Tehran with advanced S-300 anti-aircraft missiles.
Russia’s resurgence is due largely
to the billions it earns from oil and gas exports, but, like Iran, it
has a selfish interest in
keeping oil prices high.
It also has bigger goals than merely overthrowing the pro-west President
of Georgia - it wants to dominate Armenia, Azerbaijan, and Turkey, as
well. It is bent on dominating the Caucuses as part of a revived Russian
imperialism that sees the future of the country tied into pushing
southward and linking up with Islamic allies throughout the Middle East.
In June, Vladimir Putin compared
the US to a “frightening monster.” But now there’s
a frightening bear also on
A battle of wits, wills and
brinkmanship is now under way, with all its dangers and alarms.
Tensions that have been building up for some time are now giving way to
hostility. A new cold war is opening up which is likely to lead to World
War 3 – all in due time.
As the rift between East and West
widens, we get closer to Ezekiel 38 every day.
So my dear believing friend, let’s
keep on, looking up!
“Blessed is the one who reads and those who hear the words of

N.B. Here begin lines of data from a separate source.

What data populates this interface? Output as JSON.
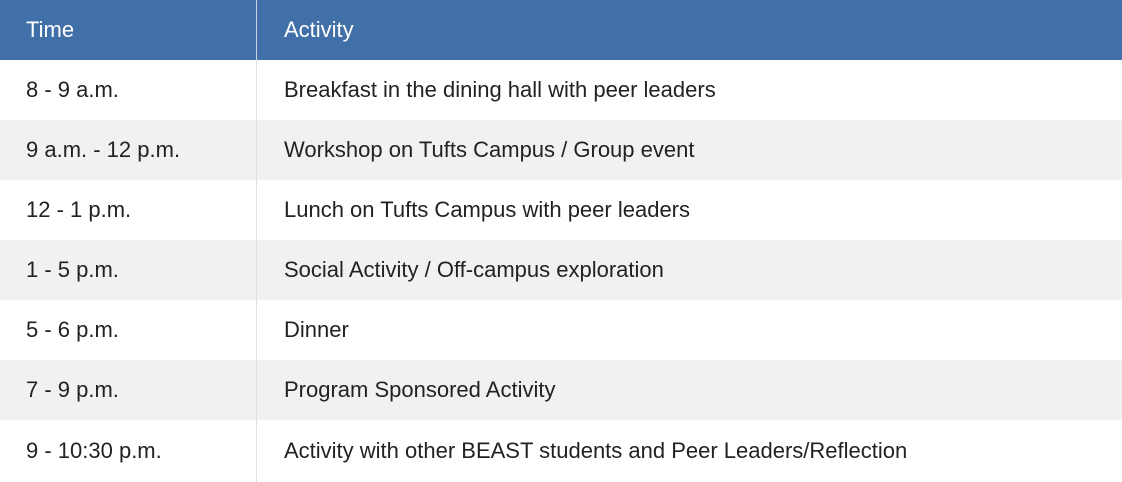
{
  "table": {
    "header": {
      "time": "Time",
      "activity": "Activity"
    },
    "rows": [
      {
        "time": "8 - 9 a.m.",
        "activity": "Breakfast in the dining hall with peer leaders"
      },
      {
        "time": "9 a.m. - 12 p.m.",
        "activity": "Workshop on Tufts Campus / Group event"
      },
      {
        "time": "12 - 1 p.m.",
        "activity": "Lunch on Tufts Campus with peer leaders"
      },
      {
        "time": "1 - 5 p.m.",
        "activity": "Social Activity / Off-campus exploration"
      },
      {
        "time": "5 - 6 p.m.",
        "activity": "Dinner"
      },
      {
        "time": "7 - 9 p.m.",
        "activity": "Program Sponsored Activity"
      },
      {
        "time": "9 - 10:30 p.m.",
        "activity": "Activity with other BEAST students and Peer Leaders/Reflection"
      }
    ]
  },
  "colors": {
    "header_background": "#4170a9",
    "header_text": "#ffffff",
    "row_alt_background": "#f1f1f1",
    "row_background": "#ffffff",
    "body_text": "#222222"
  }
}
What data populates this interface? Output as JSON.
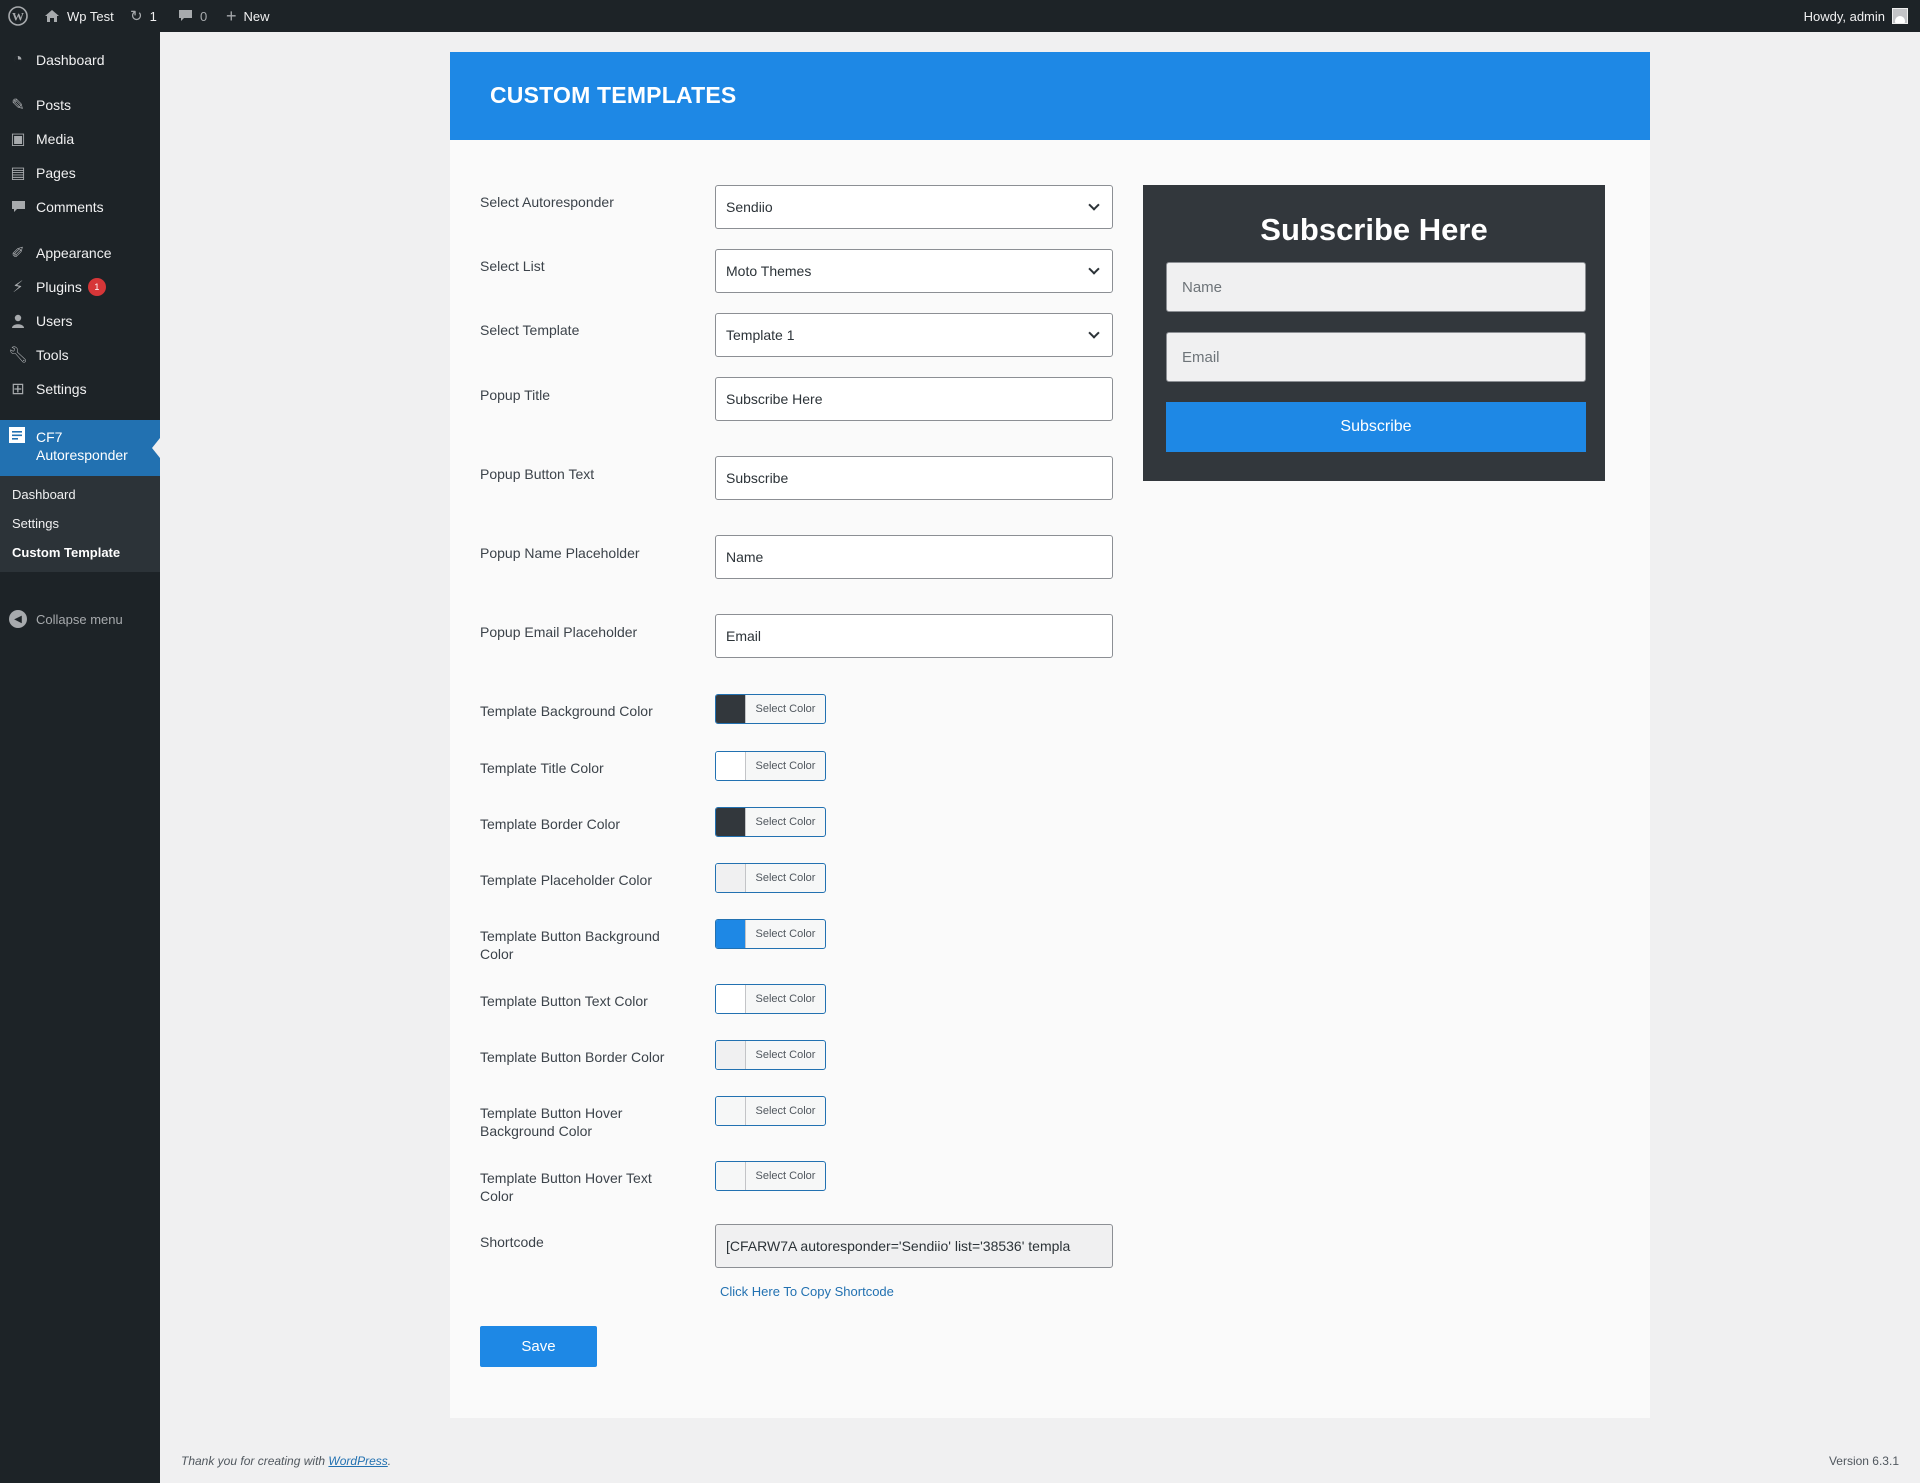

this prophecy, and take to heart, and guard and keep what
is written in it, for
the time is near!”